TASK TO CARRY OUT: Write out each entry below exactly; the images do not belong in your copy.

RAW DATA:
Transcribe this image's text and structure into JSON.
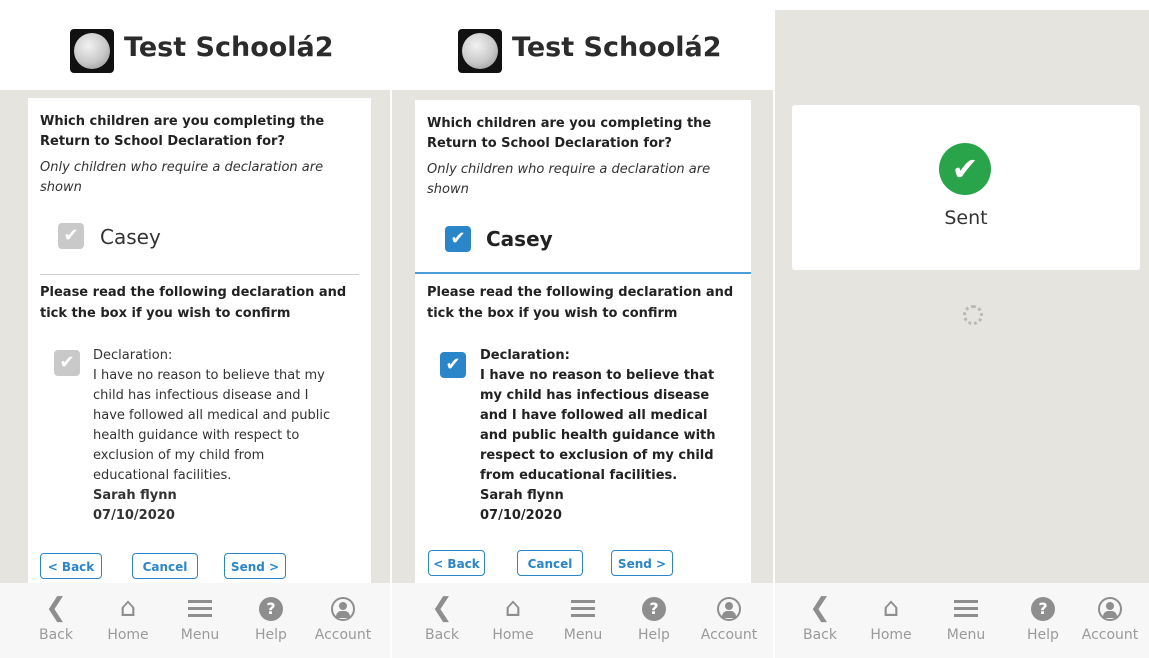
{
  "app": {
    "title": "Test Schoolá2"
  },
  "form": {
    "question": "Which children are you completing the Return to School Declaration for?",
    "note": "Only children who require a declaration are shown",
    "child_name": "Casey",
    "instruction": "Please read the following declaration and tick the box if you wish to confirm",
    "declaration_heading": "Declaration:",
    "declaration_text": "I have no reason to believe that my child has infectious disease and I have followed all medical and public health guidance with respect to exclusion of my child from educational facilities.",
    "signature_name": "Sarah flynn",
    "signature_date": "07/10/2020",
    "back_label": "< Back",
    "cancel_label": "Cancel",
    "send_label": "Send >"
  },
  "confirmation": {
    "sent_label": "Sent"
  },
  "nav": {
    "items": [
      {
        "label": "Back",
        "icon": "chevron-left-icon"
      },
      {
        "label": "Home",
        "icon": "home-icon"
      },
      {
        "label": "Menu",
        "icon": "menu-icon"
      },
      {
        "label": "Help",
        "icon": "help-icon"
      },
      {
        "label": "Account",
        "icon": "account-icon"
      }
    ]
  },
  "colors": {
    "accent": "#2a86c9",
    "success": "#2aa44a",
    "background": "#e6e4df",
    "checkbox_disabled": "#c9c9c9"
  },
  "state": {
    "panel1_checkboxes": "unchecked",
    "panel2_checkboxes": "checked"
  }
}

EXPECTED OUTPUT:
Transcribe this image's text and structure into JSON.
{
  "app": {
    "title": "Test Schoolá2"
  },
  "form": {
    "question": "Which children are you completing the Return to School Declaration for?",
    "note": "Only children who require a declaration are shown",
    "child_name": "Casey",
    "instruction": "Please read the following declaration and tick the box if you wish to confirm",
    "declaration_heading": "Declaration:",
    "declaration_text": "I have no reason to believe that my child has infectious disease and I have followed all medical and public health guidance with respect to exclusion of my child from educational facilities.",
    "signature_name": "Sarah flynn",
    "signature_date": "07/10/2020",
    "back_label": "< Back",
    "cancel_label": "Cancel",
    "send_label": "Send >"
  },
  "confirmation": {
    "sent_label": "Sent"
  },
  "nav": {
    "items": [
      {
        "label": "Back",
        "icon": "chevron-left-icon"
      },
      {
        "label": "Home",
        "icon": "home-icon"
      },
      {
        "label": "Menu",
        "icon": "menu-icon"
      },
      {
        "label": "Help",
        "icon": "help-icon"
      },
      {
        "label": "Account",
        "icon": "account-icon"
      }
    ]
  },
  "colors": {
    "accent": "#2a86c9",
    "success": "#2aa44a",
    "background": "#e6e4df",
    "checkbox_disabled": "#c9c9c9"
  },
  "state": {
    "panel1_checkboxes": "unchecked",
    "panel2_checkboxes": "checked"
  }
}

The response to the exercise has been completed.